*** Begin section ***

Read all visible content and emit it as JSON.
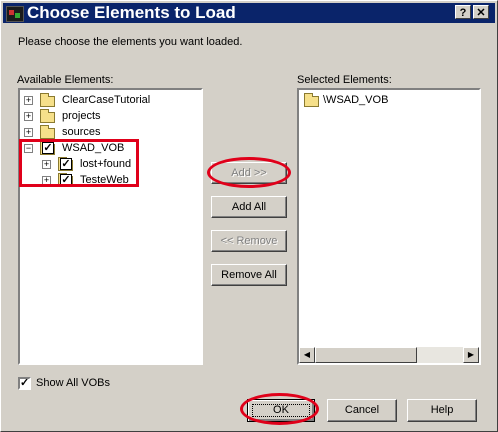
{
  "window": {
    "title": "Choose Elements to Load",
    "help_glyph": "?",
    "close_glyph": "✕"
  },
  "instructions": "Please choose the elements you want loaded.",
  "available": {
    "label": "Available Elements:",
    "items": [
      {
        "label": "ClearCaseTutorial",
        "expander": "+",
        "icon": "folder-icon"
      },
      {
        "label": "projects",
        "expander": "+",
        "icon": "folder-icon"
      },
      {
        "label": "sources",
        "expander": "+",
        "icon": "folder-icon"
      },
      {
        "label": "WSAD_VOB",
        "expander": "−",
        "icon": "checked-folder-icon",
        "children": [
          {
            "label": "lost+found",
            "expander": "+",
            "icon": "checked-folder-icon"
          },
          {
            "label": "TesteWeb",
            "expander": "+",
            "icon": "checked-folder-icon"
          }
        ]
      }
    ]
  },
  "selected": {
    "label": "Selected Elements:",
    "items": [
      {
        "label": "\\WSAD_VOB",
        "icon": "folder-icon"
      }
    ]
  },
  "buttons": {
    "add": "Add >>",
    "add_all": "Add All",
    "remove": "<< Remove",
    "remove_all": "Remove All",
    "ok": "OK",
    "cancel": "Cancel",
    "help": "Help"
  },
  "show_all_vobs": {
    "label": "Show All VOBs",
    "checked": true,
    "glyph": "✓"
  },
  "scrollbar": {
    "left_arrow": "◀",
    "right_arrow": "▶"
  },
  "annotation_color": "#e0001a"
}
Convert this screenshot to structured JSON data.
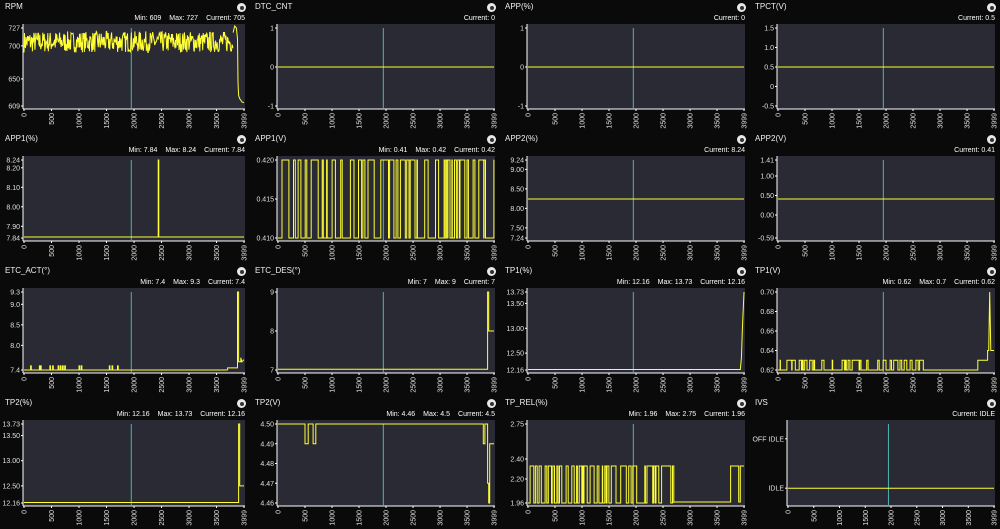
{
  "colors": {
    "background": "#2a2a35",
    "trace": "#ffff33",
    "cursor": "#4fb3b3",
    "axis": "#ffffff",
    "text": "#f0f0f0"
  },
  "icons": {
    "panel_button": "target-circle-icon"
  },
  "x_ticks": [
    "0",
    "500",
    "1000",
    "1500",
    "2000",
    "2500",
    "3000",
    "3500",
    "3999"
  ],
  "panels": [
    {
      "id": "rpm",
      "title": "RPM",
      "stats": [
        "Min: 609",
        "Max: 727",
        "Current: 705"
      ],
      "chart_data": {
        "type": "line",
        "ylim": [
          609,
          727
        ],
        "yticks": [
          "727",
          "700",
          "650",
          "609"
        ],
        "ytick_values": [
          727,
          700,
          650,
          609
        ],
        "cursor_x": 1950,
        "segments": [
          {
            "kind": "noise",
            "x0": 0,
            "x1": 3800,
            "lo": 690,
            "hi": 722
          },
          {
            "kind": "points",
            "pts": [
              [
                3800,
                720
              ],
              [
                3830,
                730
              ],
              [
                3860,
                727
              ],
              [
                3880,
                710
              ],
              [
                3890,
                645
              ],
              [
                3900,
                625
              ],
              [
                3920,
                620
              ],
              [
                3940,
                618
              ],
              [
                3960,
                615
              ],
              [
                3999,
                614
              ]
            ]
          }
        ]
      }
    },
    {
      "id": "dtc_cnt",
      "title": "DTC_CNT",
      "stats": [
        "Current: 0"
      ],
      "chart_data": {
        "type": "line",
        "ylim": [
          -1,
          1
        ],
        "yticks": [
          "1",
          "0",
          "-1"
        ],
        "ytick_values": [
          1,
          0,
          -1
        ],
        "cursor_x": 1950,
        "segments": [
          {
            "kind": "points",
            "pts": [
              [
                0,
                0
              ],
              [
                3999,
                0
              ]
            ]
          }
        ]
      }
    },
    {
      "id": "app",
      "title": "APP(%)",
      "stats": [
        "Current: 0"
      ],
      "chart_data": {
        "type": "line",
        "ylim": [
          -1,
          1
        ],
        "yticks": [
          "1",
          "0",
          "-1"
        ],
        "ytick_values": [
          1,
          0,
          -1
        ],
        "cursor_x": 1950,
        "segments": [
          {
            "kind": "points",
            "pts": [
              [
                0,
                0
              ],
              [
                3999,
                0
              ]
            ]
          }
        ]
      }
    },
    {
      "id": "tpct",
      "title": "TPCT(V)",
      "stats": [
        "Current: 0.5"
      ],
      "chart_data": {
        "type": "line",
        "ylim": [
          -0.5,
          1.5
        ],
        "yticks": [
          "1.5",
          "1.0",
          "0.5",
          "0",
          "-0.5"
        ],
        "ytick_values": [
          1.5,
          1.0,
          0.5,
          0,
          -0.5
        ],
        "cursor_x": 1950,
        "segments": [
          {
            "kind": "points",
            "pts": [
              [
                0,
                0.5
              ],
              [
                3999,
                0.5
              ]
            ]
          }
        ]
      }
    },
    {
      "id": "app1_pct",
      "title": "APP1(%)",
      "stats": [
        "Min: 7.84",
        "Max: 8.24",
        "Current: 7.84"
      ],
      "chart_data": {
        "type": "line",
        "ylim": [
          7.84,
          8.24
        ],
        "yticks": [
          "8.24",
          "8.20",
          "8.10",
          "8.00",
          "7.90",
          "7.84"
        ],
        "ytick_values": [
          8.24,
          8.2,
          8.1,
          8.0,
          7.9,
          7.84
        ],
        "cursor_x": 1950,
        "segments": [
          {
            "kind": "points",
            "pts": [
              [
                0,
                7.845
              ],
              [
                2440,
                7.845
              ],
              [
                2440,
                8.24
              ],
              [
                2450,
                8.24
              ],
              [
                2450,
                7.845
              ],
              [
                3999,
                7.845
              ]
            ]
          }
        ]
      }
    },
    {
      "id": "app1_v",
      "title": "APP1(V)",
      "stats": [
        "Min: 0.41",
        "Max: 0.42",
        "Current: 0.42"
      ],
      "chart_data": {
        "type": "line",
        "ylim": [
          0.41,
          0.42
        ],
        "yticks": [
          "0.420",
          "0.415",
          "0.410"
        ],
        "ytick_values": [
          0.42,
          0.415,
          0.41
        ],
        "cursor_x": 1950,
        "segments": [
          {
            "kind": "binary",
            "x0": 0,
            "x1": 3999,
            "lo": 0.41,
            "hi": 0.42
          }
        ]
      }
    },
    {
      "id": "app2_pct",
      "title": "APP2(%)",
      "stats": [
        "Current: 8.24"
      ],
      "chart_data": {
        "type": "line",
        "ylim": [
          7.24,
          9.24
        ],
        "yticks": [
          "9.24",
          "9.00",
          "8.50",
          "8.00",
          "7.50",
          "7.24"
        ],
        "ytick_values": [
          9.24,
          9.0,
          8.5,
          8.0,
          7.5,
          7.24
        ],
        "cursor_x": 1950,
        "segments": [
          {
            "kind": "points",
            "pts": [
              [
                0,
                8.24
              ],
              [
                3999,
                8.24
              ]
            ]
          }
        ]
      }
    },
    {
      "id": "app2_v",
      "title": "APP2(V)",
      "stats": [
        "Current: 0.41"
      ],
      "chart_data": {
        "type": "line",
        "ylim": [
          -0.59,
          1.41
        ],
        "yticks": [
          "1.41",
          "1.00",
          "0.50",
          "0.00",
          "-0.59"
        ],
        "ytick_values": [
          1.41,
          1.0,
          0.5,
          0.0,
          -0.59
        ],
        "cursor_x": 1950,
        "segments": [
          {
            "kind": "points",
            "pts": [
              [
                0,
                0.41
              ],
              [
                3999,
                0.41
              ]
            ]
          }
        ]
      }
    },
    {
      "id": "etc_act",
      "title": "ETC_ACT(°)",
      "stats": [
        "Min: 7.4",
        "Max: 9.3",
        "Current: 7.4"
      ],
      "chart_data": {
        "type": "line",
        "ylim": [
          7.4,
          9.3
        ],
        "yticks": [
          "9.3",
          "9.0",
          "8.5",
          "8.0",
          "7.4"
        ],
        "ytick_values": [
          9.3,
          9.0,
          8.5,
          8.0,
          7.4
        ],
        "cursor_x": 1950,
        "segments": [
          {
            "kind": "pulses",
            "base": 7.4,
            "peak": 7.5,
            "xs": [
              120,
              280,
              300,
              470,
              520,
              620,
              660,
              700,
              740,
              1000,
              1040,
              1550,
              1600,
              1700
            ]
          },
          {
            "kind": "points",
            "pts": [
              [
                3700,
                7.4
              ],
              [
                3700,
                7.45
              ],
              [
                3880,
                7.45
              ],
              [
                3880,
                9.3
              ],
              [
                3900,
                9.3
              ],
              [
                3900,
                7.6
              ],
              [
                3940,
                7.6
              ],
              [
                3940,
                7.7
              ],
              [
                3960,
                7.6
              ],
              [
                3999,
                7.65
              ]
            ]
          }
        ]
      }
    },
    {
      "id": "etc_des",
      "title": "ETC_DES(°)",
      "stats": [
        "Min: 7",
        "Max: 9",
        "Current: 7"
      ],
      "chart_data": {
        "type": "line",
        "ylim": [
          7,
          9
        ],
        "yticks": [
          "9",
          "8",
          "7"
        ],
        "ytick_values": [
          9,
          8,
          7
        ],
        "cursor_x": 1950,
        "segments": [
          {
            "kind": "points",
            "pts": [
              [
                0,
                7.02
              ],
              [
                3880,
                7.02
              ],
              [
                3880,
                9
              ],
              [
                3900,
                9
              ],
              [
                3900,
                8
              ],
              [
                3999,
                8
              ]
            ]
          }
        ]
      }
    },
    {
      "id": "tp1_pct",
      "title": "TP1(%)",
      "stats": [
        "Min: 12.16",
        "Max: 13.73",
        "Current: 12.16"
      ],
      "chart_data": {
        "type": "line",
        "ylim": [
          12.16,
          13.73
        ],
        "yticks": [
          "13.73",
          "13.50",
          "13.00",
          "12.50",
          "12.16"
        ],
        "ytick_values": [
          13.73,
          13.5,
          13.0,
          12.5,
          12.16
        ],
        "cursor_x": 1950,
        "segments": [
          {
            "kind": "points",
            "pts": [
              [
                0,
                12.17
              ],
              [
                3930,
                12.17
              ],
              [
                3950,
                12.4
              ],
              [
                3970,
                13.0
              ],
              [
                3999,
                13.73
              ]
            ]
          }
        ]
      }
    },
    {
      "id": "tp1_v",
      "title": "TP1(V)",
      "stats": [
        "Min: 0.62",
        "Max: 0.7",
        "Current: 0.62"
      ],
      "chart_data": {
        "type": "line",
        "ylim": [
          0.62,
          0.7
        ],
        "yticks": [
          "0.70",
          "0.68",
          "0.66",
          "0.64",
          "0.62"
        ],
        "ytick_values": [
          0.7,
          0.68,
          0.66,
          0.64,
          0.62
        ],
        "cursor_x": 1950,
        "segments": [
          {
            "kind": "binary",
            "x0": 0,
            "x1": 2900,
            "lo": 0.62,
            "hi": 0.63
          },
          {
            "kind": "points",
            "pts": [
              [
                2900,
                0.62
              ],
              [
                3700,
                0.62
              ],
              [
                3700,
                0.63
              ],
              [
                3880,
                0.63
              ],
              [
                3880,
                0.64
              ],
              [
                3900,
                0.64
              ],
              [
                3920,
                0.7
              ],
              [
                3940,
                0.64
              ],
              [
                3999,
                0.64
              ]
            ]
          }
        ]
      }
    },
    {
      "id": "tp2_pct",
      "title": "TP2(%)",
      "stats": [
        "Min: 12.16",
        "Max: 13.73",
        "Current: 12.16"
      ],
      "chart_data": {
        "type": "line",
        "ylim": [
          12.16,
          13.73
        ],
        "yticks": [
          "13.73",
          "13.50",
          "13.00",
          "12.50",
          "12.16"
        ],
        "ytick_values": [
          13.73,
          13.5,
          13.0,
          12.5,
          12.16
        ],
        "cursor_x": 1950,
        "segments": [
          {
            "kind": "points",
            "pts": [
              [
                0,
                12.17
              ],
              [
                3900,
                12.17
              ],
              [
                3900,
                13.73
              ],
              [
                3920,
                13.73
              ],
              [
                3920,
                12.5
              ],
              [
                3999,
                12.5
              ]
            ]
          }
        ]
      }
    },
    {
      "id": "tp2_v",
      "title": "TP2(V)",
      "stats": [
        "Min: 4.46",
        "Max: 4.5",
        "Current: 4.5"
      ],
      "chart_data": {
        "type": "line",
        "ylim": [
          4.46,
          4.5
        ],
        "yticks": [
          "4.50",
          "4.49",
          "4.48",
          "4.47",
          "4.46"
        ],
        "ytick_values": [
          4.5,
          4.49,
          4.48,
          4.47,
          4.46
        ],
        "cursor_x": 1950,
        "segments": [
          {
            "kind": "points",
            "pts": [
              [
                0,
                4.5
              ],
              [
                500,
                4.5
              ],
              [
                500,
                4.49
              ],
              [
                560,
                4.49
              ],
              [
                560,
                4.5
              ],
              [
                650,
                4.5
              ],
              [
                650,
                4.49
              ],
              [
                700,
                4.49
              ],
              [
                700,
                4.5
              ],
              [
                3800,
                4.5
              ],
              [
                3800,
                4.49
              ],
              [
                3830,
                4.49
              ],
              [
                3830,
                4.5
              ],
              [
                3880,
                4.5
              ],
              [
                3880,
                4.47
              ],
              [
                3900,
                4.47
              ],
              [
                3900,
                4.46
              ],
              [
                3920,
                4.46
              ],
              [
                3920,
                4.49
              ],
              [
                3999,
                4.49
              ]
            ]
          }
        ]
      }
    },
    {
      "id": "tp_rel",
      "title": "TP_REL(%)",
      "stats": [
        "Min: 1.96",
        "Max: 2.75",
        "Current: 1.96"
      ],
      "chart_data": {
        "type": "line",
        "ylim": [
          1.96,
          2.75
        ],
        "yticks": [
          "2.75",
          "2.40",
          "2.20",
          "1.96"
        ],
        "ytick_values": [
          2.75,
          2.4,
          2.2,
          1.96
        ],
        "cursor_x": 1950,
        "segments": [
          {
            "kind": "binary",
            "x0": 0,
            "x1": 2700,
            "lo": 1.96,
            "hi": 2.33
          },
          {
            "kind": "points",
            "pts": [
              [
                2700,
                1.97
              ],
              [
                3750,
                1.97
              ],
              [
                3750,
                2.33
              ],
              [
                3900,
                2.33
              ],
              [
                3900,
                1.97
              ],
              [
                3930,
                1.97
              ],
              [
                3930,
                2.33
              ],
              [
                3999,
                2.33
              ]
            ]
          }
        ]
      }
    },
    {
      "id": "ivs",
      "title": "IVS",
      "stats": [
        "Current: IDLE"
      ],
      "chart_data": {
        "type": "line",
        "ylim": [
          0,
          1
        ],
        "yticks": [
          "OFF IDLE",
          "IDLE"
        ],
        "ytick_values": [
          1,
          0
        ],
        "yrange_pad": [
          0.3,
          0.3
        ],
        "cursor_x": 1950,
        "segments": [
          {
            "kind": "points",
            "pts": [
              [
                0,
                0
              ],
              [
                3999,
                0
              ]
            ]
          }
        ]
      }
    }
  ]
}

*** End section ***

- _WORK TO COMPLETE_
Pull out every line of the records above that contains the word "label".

- _ANSWER BELOW_
    "label": "Available Elements:",
        "label": "ClearCaseTutorial",
        "label": "projects",
        "label": "sources",
        "label": "WSAD_VOB",
            "label": "lost+found",
            "label": "TesteWeb",
    "label": "Selected Elements:",
        "label": "\\WSAD_VOB",
    "label": "Show All VOBs",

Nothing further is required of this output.